South Korea’s Naver will become an incubator that creates innovative technology penetrating the global market and seek to go beyond providing services that are popular today, according to the company’s new CEO.
“Not only did all businesses owned by Naver begin with the thought of going global from the start, but all of the objectives also point to going global,” Naver CEO Choi Soo-yeon said at a meeting with shareholders and board of directors where she was appointed as the new chief.
The information technology (IT) giant will focus all of its management efforts on becoming a global top-tier internet company, it added.
The appointment of the 41-year-old female executive marks a major shift in its management, the company said. Choi is the youngest CEO to lead Naver, South Korea’s fourth-largest company by market capitalisation. Having Choi as CEO signifies that the management will be led by the younger generation who grew up with the internet, and no longer by those who pursued evolution of the platform businesses.
“With the generous support from shareholders over the past 20 years, Naver has grown into a very unique company in the history of the internet with cutting-edge technological leadership and a diverse business portfolio such as search engine, commerce, content, fintech, cloud, AI [artificial intelligence] and robots,” said Choi.
“On top of establishing a system that can speed up the growth of global businesses in various sectors, we will continue to create new businesses by experimenting through convergence between businesses and repay [shareholders] with properly evaluated market values.”
Since hitting the all-time high of 465,000 won ($375) per share in July, Naver’s stock price has plummeted and once dropped to 297,000 won in January. There were signs of a small recovery, but it has not tapped 340,000 won in the last 50 days.
The new CEO said she would help restore Naver’s corporate culture based on trust and autonomy. The company came under fire in May when an employee was found dead and had left a message that alleged workplace bullying. The incident triggered a wave of criticism, dragging down the company’s reputation and corporate image as an innovative company offering workers equal and fair opportunities.
According to Naver, the new CEO has met hundreds of employees since her nomination in November to get to know each team better and strengthen communication.
Born in 1981, Choi joined Naver in 2005 as a Seoul National University graduate with a degree in civil engineering.
She worked in communication and marketing for four years before going to law school at Yonsei University.
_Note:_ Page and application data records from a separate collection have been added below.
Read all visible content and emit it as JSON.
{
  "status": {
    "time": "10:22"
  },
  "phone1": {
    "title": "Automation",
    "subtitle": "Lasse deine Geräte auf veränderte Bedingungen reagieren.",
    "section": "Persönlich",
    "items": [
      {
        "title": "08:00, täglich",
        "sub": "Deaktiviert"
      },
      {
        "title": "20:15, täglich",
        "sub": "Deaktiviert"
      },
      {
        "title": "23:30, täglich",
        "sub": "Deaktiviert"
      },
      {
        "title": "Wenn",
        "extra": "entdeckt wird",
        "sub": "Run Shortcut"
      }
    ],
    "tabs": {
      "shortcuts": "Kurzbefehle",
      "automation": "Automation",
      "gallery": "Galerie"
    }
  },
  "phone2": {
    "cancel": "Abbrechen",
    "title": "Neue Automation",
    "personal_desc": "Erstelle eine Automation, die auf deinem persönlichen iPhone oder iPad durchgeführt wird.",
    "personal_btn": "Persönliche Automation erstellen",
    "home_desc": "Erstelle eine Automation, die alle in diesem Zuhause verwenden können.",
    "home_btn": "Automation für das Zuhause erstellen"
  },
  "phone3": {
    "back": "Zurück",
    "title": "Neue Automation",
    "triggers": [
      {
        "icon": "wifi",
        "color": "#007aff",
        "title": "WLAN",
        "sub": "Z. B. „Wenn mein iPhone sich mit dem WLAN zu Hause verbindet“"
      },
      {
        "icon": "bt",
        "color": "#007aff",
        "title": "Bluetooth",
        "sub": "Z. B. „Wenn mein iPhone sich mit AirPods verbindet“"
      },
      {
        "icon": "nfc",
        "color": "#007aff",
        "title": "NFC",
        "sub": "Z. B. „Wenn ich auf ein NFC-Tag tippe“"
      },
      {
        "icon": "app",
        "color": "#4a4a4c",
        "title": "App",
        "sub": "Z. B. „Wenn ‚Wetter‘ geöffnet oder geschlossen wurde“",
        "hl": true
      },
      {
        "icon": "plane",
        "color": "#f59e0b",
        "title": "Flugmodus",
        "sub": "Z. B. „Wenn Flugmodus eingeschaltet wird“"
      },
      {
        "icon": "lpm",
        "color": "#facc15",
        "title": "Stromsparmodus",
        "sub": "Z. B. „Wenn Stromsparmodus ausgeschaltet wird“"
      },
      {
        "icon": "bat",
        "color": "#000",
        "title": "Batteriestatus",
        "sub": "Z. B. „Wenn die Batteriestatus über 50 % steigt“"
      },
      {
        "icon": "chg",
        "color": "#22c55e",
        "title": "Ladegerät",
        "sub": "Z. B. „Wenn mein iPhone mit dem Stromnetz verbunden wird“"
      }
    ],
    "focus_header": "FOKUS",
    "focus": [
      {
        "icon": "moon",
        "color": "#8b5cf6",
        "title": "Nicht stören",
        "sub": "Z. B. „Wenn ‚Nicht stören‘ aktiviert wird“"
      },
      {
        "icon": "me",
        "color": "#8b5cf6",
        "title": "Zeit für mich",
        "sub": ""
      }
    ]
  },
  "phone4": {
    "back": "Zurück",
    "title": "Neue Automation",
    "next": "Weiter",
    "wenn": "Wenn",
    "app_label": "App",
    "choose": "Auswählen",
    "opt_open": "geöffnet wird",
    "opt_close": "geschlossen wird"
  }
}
She later attended Harvard Law School. As a lawyer, Choi specialised in mergers and acquisitions, capital markets, and corporate governance. Since rejoining Naver in 2019, she has played a core role in expanding the firm’s global businesses and implementing company-wide strategies.
THE KOREA HERALD/ASIA NEWS NETWORK